Isaiah, however, hoped for an even better version of King David. Isaiah hoped for a wise ruler, one who would combine wisdom and fear of the Lord, who could teach others the ways of God and would exemplify proper reverence and respect toward God. He hoped for a just ruler who would judge not by external appearances only but according to the principles of equity and fairness. He hoped for a ruler who would inaugurate an era of peace and mutual understanding even among natural enemies. And he hoped for a ruler with significance and attractiveness both for his own people and for all the nations of the world. Isaiahs hopes are echoed in todays responsorial psalm (Psalm 72), which looks forward to an ideal king who will rule with perfect justice, protect the poor and needy in society and have universal significance.

Neither Isaiah nor the psalmist lived to see his hopes fulfilled. But early Christians were convinced that these hopes had come to at least partial fulfillment in Jesus of Nazareth. A descendant of King David, Jesus was led by the Holy Spirit and so was endowed with great wisdom. He was just in his dealings and taught others to be just. He took the side of the poor and oppressed. He was a man of peace and declared peacemakers to be especially blessed. And he has had remarkable significance for Israel and for all the worlds nations. Jesus is arguably the most important person who ever lived on earth.

The dynamic of promise and fulfillment also appears in todays selection from Pauls Letter to the Romans. There Paul asserts that Israels Scriptures were written for our instruction thatwe might have hope. He goes on to state that Jesus took up his ministry of service for Israel to show Gods truthfulness, to confirm the promises to the patriarchs. Even when Gods people proved faithless, God remained faithful to his promises. As Christians we believe that Gods promises to Israel are fulfilled through Jesus life, death and resurrection. For us Jesus is the incarnation of Gods promises to Israel. As the Word of God, he is Gods promise made flesh. Through him Gods mercy and the benefits of Gods promises have been made available to all the peoples of the world.

John the Baptist, another great Advent figure, also illustrates the promise-and-fulfillment dynamic. On the one hand, his appearance in the desert fulfilled the prophecy of Is 40:3, his lifestyle evoked the figure of the prophet Elijah (2 Kgs 1:8) and his ministry raised hopes for Elijahs return before the day of the Lord (Mal 3:24). On the other hand, Matthews summary of Johns preaching (Repent, for the kingdom of heaven is at hand) matches his summary of Jesus own preaching (Mt 4:17) and reminds us that absolute fullness of Gods kingdom is yet to come and that we must continue to pray, Thy kingdom come.

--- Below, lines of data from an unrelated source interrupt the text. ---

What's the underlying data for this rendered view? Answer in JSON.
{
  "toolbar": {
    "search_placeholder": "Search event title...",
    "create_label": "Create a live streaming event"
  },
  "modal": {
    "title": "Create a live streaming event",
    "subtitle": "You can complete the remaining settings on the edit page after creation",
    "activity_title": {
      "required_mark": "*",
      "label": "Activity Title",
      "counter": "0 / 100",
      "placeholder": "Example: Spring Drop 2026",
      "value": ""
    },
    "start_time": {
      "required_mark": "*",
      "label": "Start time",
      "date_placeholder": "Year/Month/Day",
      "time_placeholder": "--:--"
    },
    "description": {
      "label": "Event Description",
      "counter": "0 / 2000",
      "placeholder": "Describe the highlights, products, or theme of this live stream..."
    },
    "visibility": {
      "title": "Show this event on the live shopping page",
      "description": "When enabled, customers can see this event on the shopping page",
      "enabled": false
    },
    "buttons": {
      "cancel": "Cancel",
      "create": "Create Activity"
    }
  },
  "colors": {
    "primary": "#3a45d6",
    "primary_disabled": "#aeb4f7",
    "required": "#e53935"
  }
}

The New Testament is hidden in the Old Testament; the Old Testament is manifest in the New Testament. And we continue to trust in Gods promises.

Daniel J. Harrington, S.J., is professor of New Testament at Weston Jesuit School of Theology in Cambridge, Mass.
Readings: 
Readings: Is 11:1-10; Ps 72:1-2, 7-8, 12-13, 17; Rom 15:4-9; Mt 3:1-12
Prayer: 

• What promises have you made during your life? How seriously do you take them?

• To what extent has Jesus fulfilled biblical Israel’s hopes for an ideal ruler? Why has not “all Israel” agreed?

• For what do you hope when you pray the Lord’s Prayer?